Problem requirements = Give back every entry below, exactly as written.

[Data records for software interfaces]
---*---

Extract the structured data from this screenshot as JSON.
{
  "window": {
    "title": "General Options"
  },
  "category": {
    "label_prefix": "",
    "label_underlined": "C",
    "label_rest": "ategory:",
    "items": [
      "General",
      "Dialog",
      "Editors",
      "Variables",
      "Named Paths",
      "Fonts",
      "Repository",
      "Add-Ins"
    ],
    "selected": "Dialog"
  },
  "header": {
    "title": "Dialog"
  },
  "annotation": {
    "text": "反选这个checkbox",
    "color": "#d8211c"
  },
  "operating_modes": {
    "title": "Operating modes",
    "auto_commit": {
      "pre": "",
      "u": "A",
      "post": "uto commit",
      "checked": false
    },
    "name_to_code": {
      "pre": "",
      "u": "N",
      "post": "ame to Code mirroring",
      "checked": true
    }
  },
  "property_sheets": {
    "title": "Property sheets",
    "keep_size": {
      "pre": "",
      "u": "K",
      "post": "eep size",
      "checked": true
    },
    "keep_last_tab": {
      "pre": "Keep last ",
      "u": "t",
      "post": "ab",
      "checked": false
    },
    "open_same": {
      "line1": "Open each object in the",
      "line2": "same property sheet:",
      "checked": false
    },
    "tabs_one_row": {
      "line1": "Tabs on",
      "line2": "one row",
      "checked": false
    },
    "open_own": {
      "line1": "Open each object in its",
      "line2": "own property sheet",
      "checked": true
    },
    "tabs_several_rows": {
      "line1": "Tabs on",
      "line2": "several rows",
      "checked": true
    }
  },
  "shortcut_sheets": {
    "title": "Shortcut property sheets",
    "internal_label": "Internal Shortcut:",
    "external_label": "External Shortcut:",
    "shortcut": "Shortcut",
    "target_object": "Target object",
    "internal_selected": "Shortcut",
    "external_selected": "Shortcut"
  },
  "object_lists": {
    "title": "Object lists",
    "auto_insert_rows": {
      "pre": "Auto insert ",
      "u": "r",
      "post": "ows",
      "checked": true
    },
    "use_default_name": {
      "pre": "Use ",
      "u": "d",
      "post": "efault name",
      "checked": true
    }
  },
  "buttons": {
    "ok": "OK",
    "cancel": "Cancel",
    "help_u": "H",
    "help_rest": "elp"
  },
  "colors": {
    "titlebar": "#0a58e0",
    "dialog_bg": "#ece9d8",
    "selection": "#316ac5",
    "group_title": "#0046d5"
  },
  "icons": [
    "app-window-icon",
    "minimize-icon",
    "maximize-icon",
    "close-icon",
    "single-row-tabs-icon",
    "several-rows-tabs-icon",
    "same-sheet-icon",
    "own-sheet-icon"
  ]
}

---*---

Your response =
Extract the structured data from this screenshot as JSON.
{
  "window": {
    "title": "General Options"
  },
  "category": {
    "label_prefix": "",
    "label_underlined": "C",
    "label_rest": "ategory:",
    "items": [
      "General",
      "Dialog",
      "Editors",
      "Variables",
      "Named Paths",
      "Fonts",
      "Repository",
      "Add-Ins"
    ],
    "selected": "Dialog"
  },
  "header": {
    "title": "Dialog"
  },
  "annotation": {
    "text": "反选这个checkbox",
    "color": "#d8211c"
  },
  "operating_modes": {
    "title": "Operating modes",
    "auto_commit": {
      "pre": "",
      "u": "A",
      "post": "uto commit",
      "checked": false
    },
    "name_to_code": {
      "pre": "",
      "u": "N",
      "post": "ame to Code mirroring",
      "checked": true
    }
  },
  "property_sheets": {
    "title": "Property sheets",
    "keep_size": {
      "pre": "",
      "u": "K",
      "post": "eep size",
      "checked": true
    },
    "keep_last_tab": {
      "pre": "Keep last ",
      "u": "t",
      "post": "ab",
      "checked": false
    },
    "open_same": {
      "line1": "Open each object in the",
      "line2": "same property sheet:",
      "checked": false
    },
    "tabs_one_row": {
      "line1": "Tabs on",
      "line2": "one row",
      "checked": false
    },
    "open_own": {
      "line1": "Open each object in its",
      "line2": "own property sheet",
      "checked": true
    },
    "tabs_several_rows": {
      "line1": "Tabs on",
      "line2": "several rows",
      "checked": true
    }
  },
  "shortcut_sheets": {
    "title": "Shortcut property sheets",
    "internal_label": "Internal Shortcut:",
    "external_label": "External Shortcut:",
    "shortcut": "Shortcut",
    "target_object": "Target object",
    "internal_selected": "Shortcut",
    "external_selected": "Shortcut"
  },
  "object_lists": {
    "title": "Object lists",
    "auto_insert_rows": {
      "pre": "Auto insert ",
      "u": "r",
      "post": "ows",
      "checked": true
    },
    "use_default_name": {
      "pre": "Use ",
      "u": "d",
      "post": "efault name",
      "checked": true
    }
  },
  "buttons": {
    "ok": "OK",
    "cancel": "Cancel",
    "help_u": "H",
    "help_rest": "elp"
  },
  "colors": {
    "titlebar": "#0a58e0",
    "dialog_bg": "#ece9d8",
    "selection": "#316ac5",
    "group_title": "#0046d5"
  },
  "icons": [
    "app-window-icon",
    "minimize-icon",
    "maximize-icon",
    "close-icon",
    "single-row-tabs-icon",
    "several-rows-tabs-icon",
    "same-sheet-icon",
    "own-sheet-icon"
  ]
}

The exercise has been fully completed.